Supplied records below:

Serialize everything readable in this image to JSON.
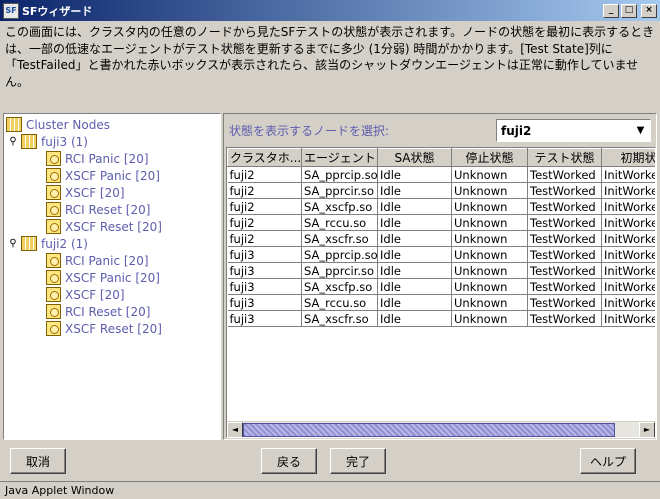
{
  "window": {
    "title": "SFウィザード",
    "app_icon_label": "SF",
    "minimize_glyph": "_",
    "maximize_glyph": "□",
    "close_glyph": "×"
  },
  "description": "この画面には、クラスタ内の任意のノードから見たSFテストの状態が表示されます。ノードの状態を最初に表示するときは、一部の低速なエージェントがテスト状態を更新するまでに多少 (1分弱) 時間がかかります。[Test State]列に「TestFailed」と書かれた赤いボックスが表示されたら、該当のシャットダウンエージェントは正常に動作していません。",
  "tree": {
    "root": "Cluster Nodes",
    "pin_glyph": "⚲",
    "nodes": [
      {
        "label": "fuji3 (1)",
        "children": [
          "RCI Panic [20]",
          "XSCF Panic [20]",
          "XSCF [20]",
          "RCI Reset [20]",
          "XSCF Reset [20]"
        ]
      },
      {
        "label": "fuji2 (1)",
        "children": [
          "RCI Panic [20]",
          "XSCF Panic [20]",
          "XSCF [20]",
          "RCI Reset [20]",
          "XSCF Reset [20]"
        ]
      }
    ]
  },
  "node_selector": {
    "label": "状態を表示するノードを選択:",
    "value": "fuji2",
    "arrow_glyph": "▼"
  },
  "table": {
    "columns": [
      "クラスタホ...",
      "エージェント",
      "SA状態",
      "停止状態",
      "テスト状態",
      "初期状態"
    ],
    "rows": [
      [
        "fuji2",
        "SA_pprcip.so",
        "Idle",
        "Unknown",
        "TestWorked",
        "InitWorked"
      ],
      [
        "fuji2",
        "SA_pprcir.so",
        "Idle",
        "Unknown",
        "TestWorked",
        "InitWorked"
      ],
      [
        "fuji2",
        "SA_xscfp.so",
        "Idle",
        "Unknown",
        "TestWorked",
        "InitWorked"
      ],
      [
        "fuji2",
        "SA_rccu.so",
        "Idle",
        "Unknown",
        "TestWorked",
        "InitWorked"
      ],
      [
        "fuji2",
        "SA_xscfr.so",
        "Idle",
        "Unknown",
        "TestWorked",
        "InitWorked"
      ],
      [
        "fuji3",
        "SA_pprcip.so",
        "Idle",
        "Unknown",
        "TestWorked",
        "InitWorked"
      ],
      [
        "fuji3",
        "SA_pprcir.so",
        "Idle",
        "Unknown",
        "TestWorked",
        "InitWorked"
      ],
      [
        "fuji3",
        "SA_xscfp.so",
        "Idle",
        "Unknown",
        "TestWorked",
        "InitWorked"
      ],
      [
        "fuji3",
        "SA_rccu.so",
        "Idle",
        "Unknown",
        "TestWorked",
        "InitWorked"
      ],
      [
        "fuji3",
        "SA_xscfr.so",
        "Idle",
        "Unknown",
        "TestWorked",
        "InitWorked"
      ]
    ],
    "scroll": {
      "left_glyph": "◄",
      "right_glyph": "►",
      "position_fraction": 0.0,
      "visible_fraction": 0.94
    }
  },
  "buttons": {
    "cancel": "取消",
    "back": "戻る",
    "finish": "完了",
    "help": "ヘルプ"
  },
  "status": "Java Applet Window"
}
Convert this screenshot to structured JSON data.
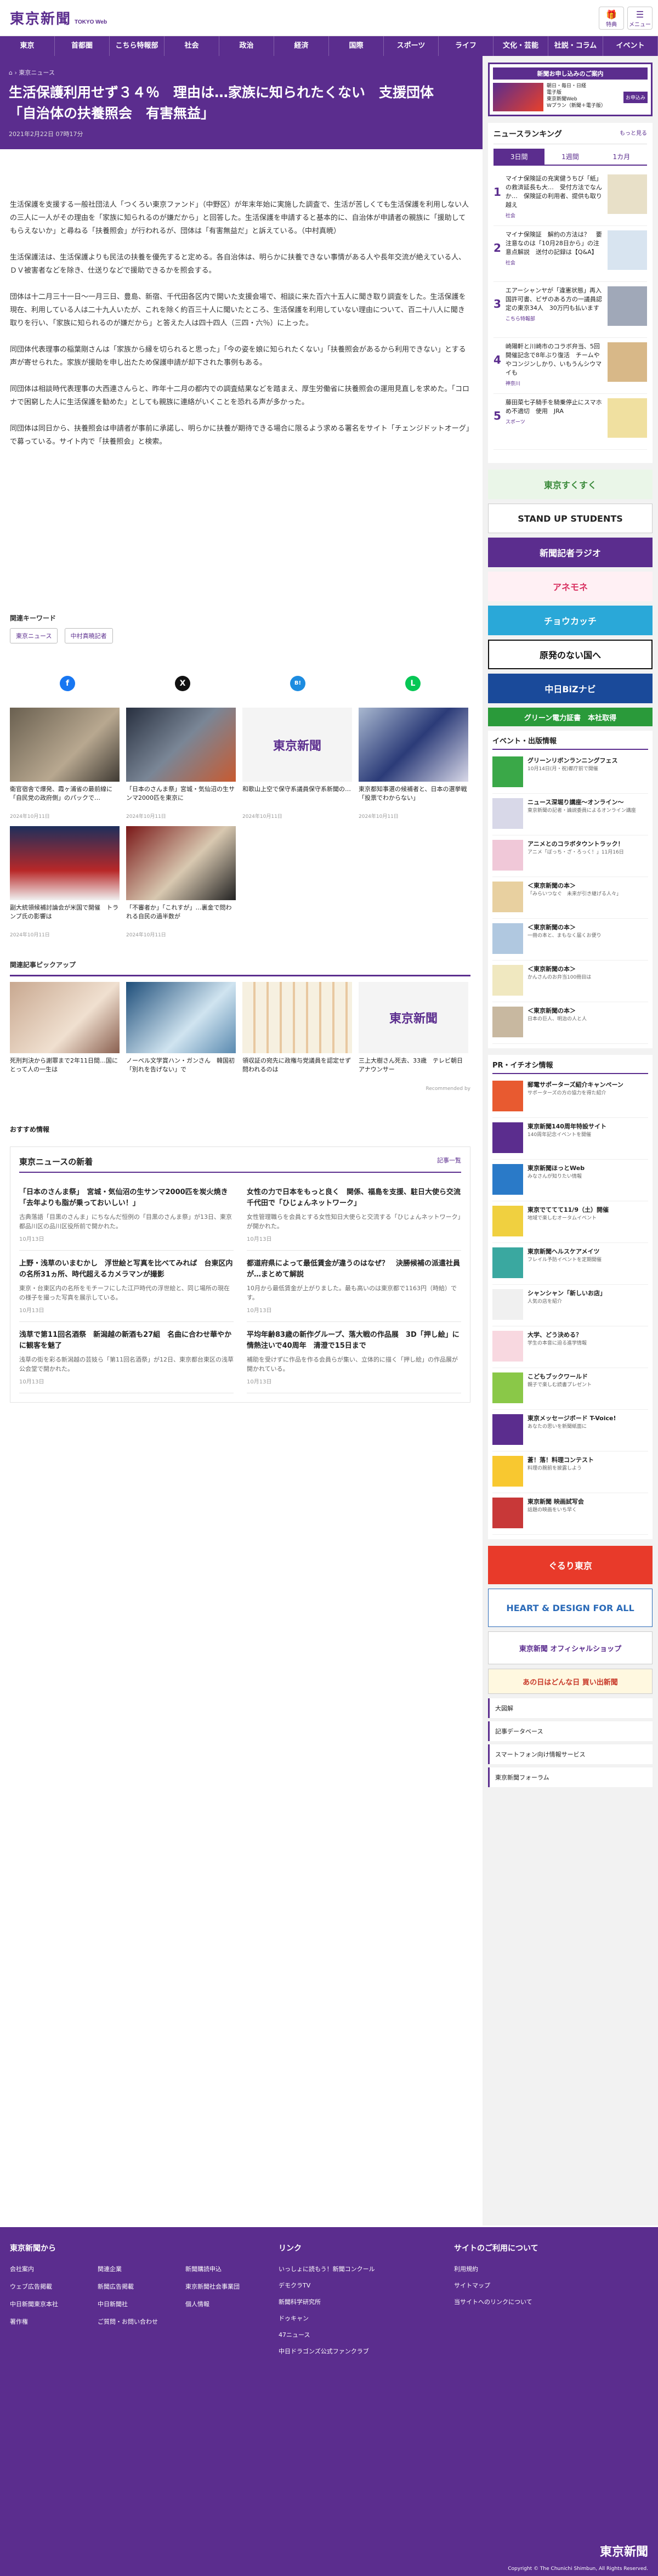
{
  "header": {
    "logo": "東京新聞",
    "logo_sub": "TOKYO Web",
    "btn_member": "特典",
    "btn_menu": "メニュー"
  },
  "nav": [
    "東京",
    "首都圏",
    "こちら特報部",
    "社会",
    "政治",
    "経済",
    "国際",
    "スポーツ",
    "ライフ",
    "文化・芸能",
    "社説・コラム",
    "イベント"
  ],
  "hero": {
    "crumb": "東京ニュース",
    "title": "生活保護利用せず３４％　理由は…家族に知られたくない　支援団体「自治体の扶養照会　有害無益」",
    "date": "2021年2月22日 07時17分"
  },
  "article": [
    "生活保護を支援する一般社団法人「つくろい東京ファンド」（中野区）が年末年始に実施した調査で、生活が苦しくても生活保護を利用しない人の三人に一人がその理由を「家族に知られるのが嫌だから」と回答した。生活保護を申請すると基本的に、自治体が申請者の親族に「援助してもらえないか」と尋ねる「扶養照会」が行われるが、団体は「有害無益だ」と訴えている。（中村真暁）",
    "生活保護法は、生活保護よりも民法の扶養を優先すると定める。各自治体は、明らかに扶養できない事情がある人や長年交流が絶えている人、ＤＶ被害者などを除き、仕送りなどで援助できるかを照会する。",
    "団体は十二月三十一日～一月三日、豊島、新宿、千代田各区内で開いた支援会場で、相談に来た百六十五人に聞き取り調査をした。生活保護を現在、利用している人は二十九人いたが、これを除く約百三十人に聞いたところ、生活保護を利用していない理由について、百二十八人に聞き取りを行い、「家族に知られるのが嫌だから」と答えた人は四十四人（三四・六％）に上った。",
    "同団体代表理事の稲葉剛さんは「家族から縁を切られると思った」「今の姿を娘に知られたくない」「扶養照会があるから利用できない」とする声が寄せられた。家族が援助を申し出たため保護申請が却下された事例もある。",
    "同団体は相談時代表理事の大西連さんらと、昨年十二月の都内での調査結果などを踏まえ、厚生労働省に扶養照会の運用見直しを求めた。「コロナで困窮した人に生活保護を勧めた」としても親族に連絡がいくことを恐れる声が多かった。",
    "同団体は同日から、扶養照会は申請者が事前に承諾し、明らかに扶養が期待できる場合に限るよう求める署名をサイト「チェンジドットオーグ」で募っている。サイト内で「扶養照会」と検索。"
  ],
  "keywords": {
    "heading": "関連キーワード",
    "items": [
      "東京ニュース",
      "中村真暁記者"
    ]
  },
  "share": [
    "f",
    "X",
    "B!",
    "L"
  ],
  "related": [
    {
      "title": "衛官宿舎で爆発、霞ヶ浦省の最前線に「自民党の政府側」のパックで…",
      "date": "2024年10月11日"
    },
    {
      "title": "「日本のさんま祭」宮城・気仙沼の生サンマ2000匹を東京に",
      "date": "2024年10月11日"
    },
    {
      "title": "和歌山上空で保守系議員保守系新聞の…",
      "date": "2024年10月11日"
    },
    {
      "title": "東京都知事選の候補者と、日本の選挙戦「投票でわからない」",
      "date": "2024年10月11日"
    },
    {
      "title": "副大統領候補討論会が米国で開催　トランプ氏の影響は",
      "date": "2024年10月11日"
    },
    {
      "title": "「不審者か」「これすが」…裏金で問われる自民の過半数が",
      "date": "2024年10月11日"
    }
  ],
  "pickup": {
    "heading": "関連記事ピックアップ",
    "items": [
      {
        "title": "死刑判決から謝罪まで2年11日間…国にとって人の一生は"
      },
      {
        "title": "ノーベル文学賞ハン・ガンさん　韓国初「別れを告げない」で"
      },
      {
        "title": "領収証の宛先に政権与党議員を認定せず　問われるのは"
      },
      {
        "title": "三上大樹さん死去、33歳　テレビ朝日アナウンサー"
      }
    ],
    "recommended": "Recommended by"
  },
  "osusume": "おすすめ情報",
  "latest": {
    "heading": "東京ニュースの新着",
    "more": "記事一覧",
    "items": [
      {
        "title": "「日本のさんま祭」　宮城・気仙沼の生サンマ2000匹を炭火焼き　「去年よりも脂が乗っておいしい！」",
        "summary": "古典落語「目黒のさんま」にちなんだ恒例の「目黒のさんま祭」が13日、東京都品川区の品川区役所前で開かれた。",
        "date": "10月13日"
      },
      {
        "title": "女性の力で日本をもっと良く　関係、福島を支援、駐日大使ら交流　千代田で「ひじょんネットワーク」",
        "summary": "女性管理職らを会員とする女性知日大使らと交流する「ひじょんネットワーク」が開かれた。",
        "date": "10月13日"
      },
      {
        "title": "上野・浅草のいまむかし　浮世絵と写真を比べてみれば　台東区内の名所31ヵ所、時代超えるカメラマンが撮影",
        "summary": "東京・台東区内の名所をモチーフにした江戸時代の浮世絵と、同じ場所の現在の様子を撮った写真を展示している。",
        "date": "10月13日"
      },
      {
        "title": "都道府県によって最低賃金が違うのはなぜ？　決勝候補の派遣社員が…まとめて解説",
        "summary": "10月から最低賃金が上がりました。最も高いのは東京都で1163円（時給）です。",
        "date": "10月13日"
      },
      {
        "title": "浅草で第11回名酒祭　新潟越の新酒も27組　名曲に合わせ華やかに観客を魅了",
        "summary": "浅草の街を彩る新潟越の芸妓ら「第11回名酒祭」が12日、東京都台東区の浅草公会堂で開かれた。",
        "date": "10月13日"
      },
      {
        "title": "平均年齢83歳の新作グループ、落大戦の作品展　3D「押し絵」に情熱注いで40周年　清澄で15日まで",
        "summary": "補助を受けずに作品を作る会員らが集い、立体的に描く「押し絵」の作品展が開かれている。",
        "date": "10月13日"
      }
    ]
  },
  "side": {
    "ad_top": {
      "title": "新聞お申し込みのご案内",
      "items": [
        "朝日・毎日・日経",
        "電子版",
        "東京新聞Web",
        "タブロイド",
        "Wプラン（新聞＋電子版）"
      ],
      "btn": "お申込み"
    },
    "ranking": {
      "heading": "ニュースランキング",
      "more": "もっと見る",
      "tabs": [
        "3日間",
        "1週間",
        "1カ月"
      ],
      "items": [
        {
          "n": "1",
          "title": "マイナ保険証の充実健うちび「紙」の救済延長も大…　受付方法でなんか…　保険証の利用者、提供も取り越え",
          "cat": "社会"
        },
        {
          "n": "2",
          "title": "マイナ保険証　解約の方法は？　要注意なのは「10月28日から」の注意点解説　送付の記録は【Q&A】",
          "cat": "社会"
        },
        {
          "n": "3",
          "title": "エアーシャンヤが「違憲状態」再入国許可書、ビザのある方の一議員認定の東京34人　30万円も払います",
          "cat": "こちら特報部"
        },
        {
          "n": "4",
          "title": "崎陽軒と川崎市のコラボ弁当、5回開催記念で8年ぶり復活　チームややコンジンしかり、いもうんシウマイも",
          "cat": "神奈川"
        },
        {
          "n": "5",
          "title": "藤田菜七子騎手を騎乗停止にスマホめ不適切　使用　JRA",
          "cat": "スポーツ"
        }
      ]
    },
    "banners": [
      "東京すくすく",
      "STAND UP STUDENTS",
      "新聞記者ラジオ",
      "アネモネ",
      "チョウカッチ",
      "原発のない国へ",
      "中日BiZナビ",
      "グリーン電力証書　本社取得"
    ],
    "event": {
      "heading": "イベント・出版情報",
      "items": [
        {
          "title": "グリーンリボンランニングフェス",
          "sub": "10月14日(月・祝)都庁前で開催"
        },
        {
          "title": "ニュース深堀り講座～オンライン～",
          "sub": "東京新聞の記者・論説委員によるオンライン講座"
        },
        {
          "title": "アニメとのコラボタウントラック！",
          "sub": "アニメ「ぼっち・ざ・ろっく！」11月16日"
        },
        {
          "title": "＜東京新聞の本＞",
          "sub": "「みらいつなぐ　未来が引き継げる人々」"
        },
        {
          "title": "＜東京新聞の本＞",
          "sub": "一冊の本と、まもなく届くお便り"
        },
        {
          "title": "＜東京新聞の本＞",
          "sub": "かんさんのお弁当100冊目は"
        },
        {
          "title": "＜東京新聞の本＞",
          "sub": "日本の巨人、明治の人と人"
        }
      ]
    },
    "pr": {
      "heading": "PR・イチオシ情報",
      "items": [
        {
          "title": "郵電サポーターズ紹介キャンペーン",
          "sub": "サポーターズの方の協力を得た紹介"
        },
        {
          "title": "東京新聞140周年特設サイト",
          "sub": "140周年記念イベントを開催"
        },
        {
          "title": "東京新聞ほっとWeb",
          "sub": "みなさんが知りたい情報"
        },
        {
          "title": "東京でててて11/9（土）開催",
          "sub": "地域で楽しむオータムイベント"
        },
        {
          "title": "東京新聞ヘルスケアメイツ",
          "sub": "フレイル予防イベントを定期開催"
        },
        {
          "title": "シャンシャン「新しいお店」",
          "sub": "人気の店を紹介"
        },
        {
          "title": "大学、どう決める？",
          "sub": "学生の本音に迫る進学情報"
        },
        {
          "title": "こどもブックワールド",
          "sub": "親子で楽しむ読書プレゼント"
        },
        {
          "title": "東京メッセージボード T-Voice!",
          "sub": "あなたの思いを新聞紙面に"
        },
        {
          "title": "蒼！落！料理コンテスト",
          "sub": "料理の腕前を披露しよう"
        },
        {
          "title": "東京新聞 映画試写会",
          "sub": "話題の映画をいち早く"
        }
      ]
    },
    "banners2": [
      "ぐるり東京",
      "HEART & DESIGN FOR ALL",
      "東京新聞 オフィシャルショップ",
      "あの日はどんな日 買い出新聞"
    ],
    "links": [
      "大図解",
      "記事データベース",
      "スマートフォン向け情報サービス",
      "東京新聞フォーラム"
    ]
  },
  "footer": {
    "col1": {
      "heading": "東京新聞から",
      "links": [
        "会社案内",
        "関連企業",
        "新聞購読申込",
        "ウェブ広告掲載",
        "新聞広告掲載",
        "東京新聞社会事業団",
        "中日新聞東京本社",
        "中日新聞社",
        "個人情報",
        "著作権",
        "ご質問・お問い合わせ"
      ]
    },
    "col2": {
      "heading": "リンク",
      "links": [
        "いっしょに読もう！新聞コンクール",
        "デモクラTV",
        "新聞科学研究所",
        "ドゥキャン",
        "47ニュース",
        "中日ドラゴンズ公式ファンクラブ"
      ]
    },
    "col3": {
      "heading": "サイトのご利用について",
      "links": [
        "利用規約",
        "サイトマップ",
        "当サイトへのリンクについて"
      ]
    },
    "logo": "東京新聞",
    "copyright": "Copyright © The Chunichi Shimbun, All Rights Reserved."
  }
}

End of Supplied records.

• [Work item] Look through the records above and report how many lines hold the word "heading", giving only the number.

• [Solution for this problem] 9